> _EXERCISE PROMPT_:
Your task is to repeat the entries below exactly and to leave their images out.

> _Dataset rows describing interfaces_:

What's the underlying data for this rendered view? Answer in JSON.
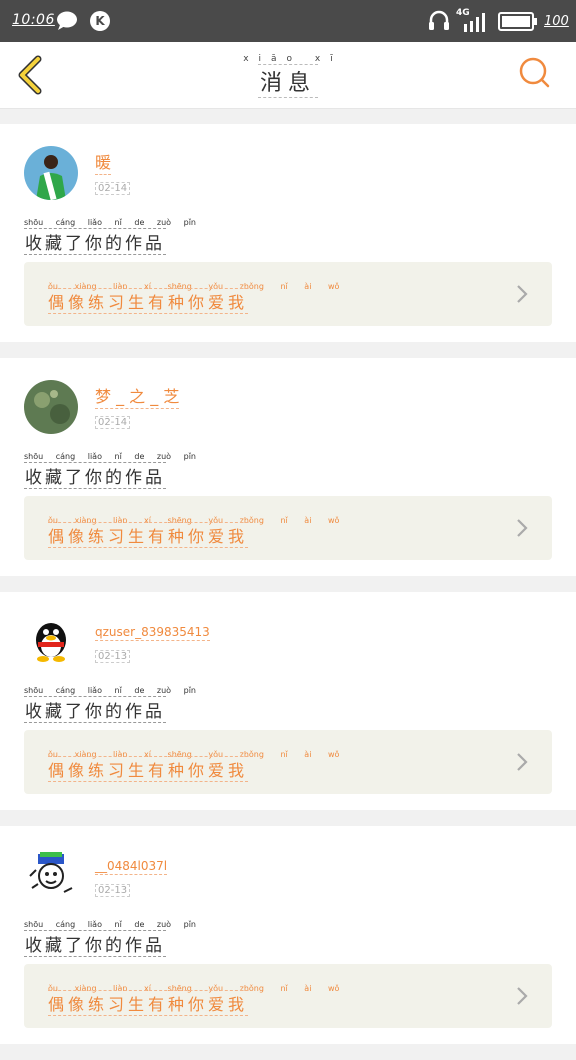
{
  "status_bar": {
    "time": "10:06",
    "network": "4G",
    "battery": "100"
  },
  "header": {
    "title_pinyin": "xiāo xī",
    "title": "消息"
  },
  "colors": {
    "accent": "#f08a3e",
    "back_arrow": "#f5d23a",
    "card_box": "#f2f2ea"
  },
  "messages": [
    {
      "user": "暖 ",
      "time": "02-14",
      "action_pinyin": "shōu cáng liǎo nǐ de zuò pǐn",
      "action": "收藏了你的作品",
      "work_pinyin": "ǒu xiàng liàn xí shēng yǒu zhǒng nǐ ài wǒ",
      "work": "偶像练习生有种你爱我"
    },
    {
      "user": "梦 _ 之 _ 芝",
      "time": "02-14",
      "action_pinyin": "shōu cáng liǎo nǐ de zuò pǐn",
      "action": "收藏了你的作品",
      "work_pinyin": "ǒu xiàng liàn xí shēng yǒu zhǒng nǐ ài wǒ",
      "work": "偶像练习生有种你爱我"
    },
    {
      "user": "qzuser_839835413",
      "time": "02-13",
      "action_pinyin": "shōu cáng liǎo nǐ de zuò pǐn",
      "action": "收藏了你的作品",
      "work_pinyin": "ǒu xiàng liàn xí shēng yǒu zhǒng nǐ ài wǒ",
      "work": "偶像练习生有种你爱我"
    },
    {
      "user": "__0484l037l",
      "time": "02-13",
      "action_pinyin": "shōu cáng liǎo nǐ de zuò pǐn",
      "action": "收藏了你的作品",
      "work_pinyin": "ǒu xiàng liàn xí shēng yǒu zhǒng nǐ ài wǒ",
      "work": "偶像练习生有种你爱我"
    }
  ],
  "icons": [
    "chat-bubble-icon",
    "k-app-icon",
    "headset-icon",
    "signal-icon",
    "battery-icon",
    "back-arrow-icon",
    "search-icon",
    "chevron-right-icon"
  ]
}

> _SOLUTION TO THIS TASK_:
What's the underlying data for this rendered view? Answer in JSON.
{
  "status_bar": {
    "time": "10:06",
    "network": "4G",
    "battery": "100"
  },
  "header": {
    "title_pinyin": "xiāo xī",
    "title": "消息"
  },
  "colors": {
    "accent": "#f08a3e",
    "back_arrow": "#f5d23a",
    "card_box": "#f2f2ea"
  },
  "messages": [
    {
      "user": "暖 ",
      "time": "02-14",
      "action_pinyin": "shōu cáng liǎo nǐ de zuò pǐn",
      "action": "收藏了你的作品",
      "work_pinyin": "ǒu xiàng liàn xí shēng yǒu zhǒng nǐ ài wǒ",
      "work": "偶像练习生有种你爱我"
    },
    {
      "user": "梦 _ 之 _ 芝",
      "time": "02-14",
      "action_pinyin": "shōu cáng liǎo nǐ de zuò pǐn",
      "action": "收藏了你的作品",
      "work_pinyin": "ǒu xiàng liàn xí shēng yǒu zhǒng nǐ ài wǒ",
      "work": "偶像练习生有种你爱我"
    },
    {
      "user": "qzuser_839835413",
      "time": "02-13",
      "action_pinyin": "shōu cáng liǎo nǐ de zuò pǐn",
      "action": "收藏了你的作品",
      "work_pinyin": "ǒu xiàng liàn xí shēng yǒu zhǒng nǐ ài wǒ",
      "work": "偶像练习生有种你爱我"
    },
    {
      "user": "__0484l037l",
      "time": "02-13",
      "action_pinyin": "shōu cáng liǎo nǐ de zuò pǐn",
      "action": "收藏了你的作品",
      "work_pinyin": "ǒu xiàng liàn xí shēng yǒu zhǒng nǐ ài wǒ",
      "work": "偶像练习生有种你爱我"
    }
  ],
  "icons": [
    "chat-bubble-icon",
    "k-app-icon",
    "headset-icon",
    "signal-icon",
    "battery-icon",
    "back-arrow-icon",
    "search-icon",
    "chevron-right-icon"
  ]
}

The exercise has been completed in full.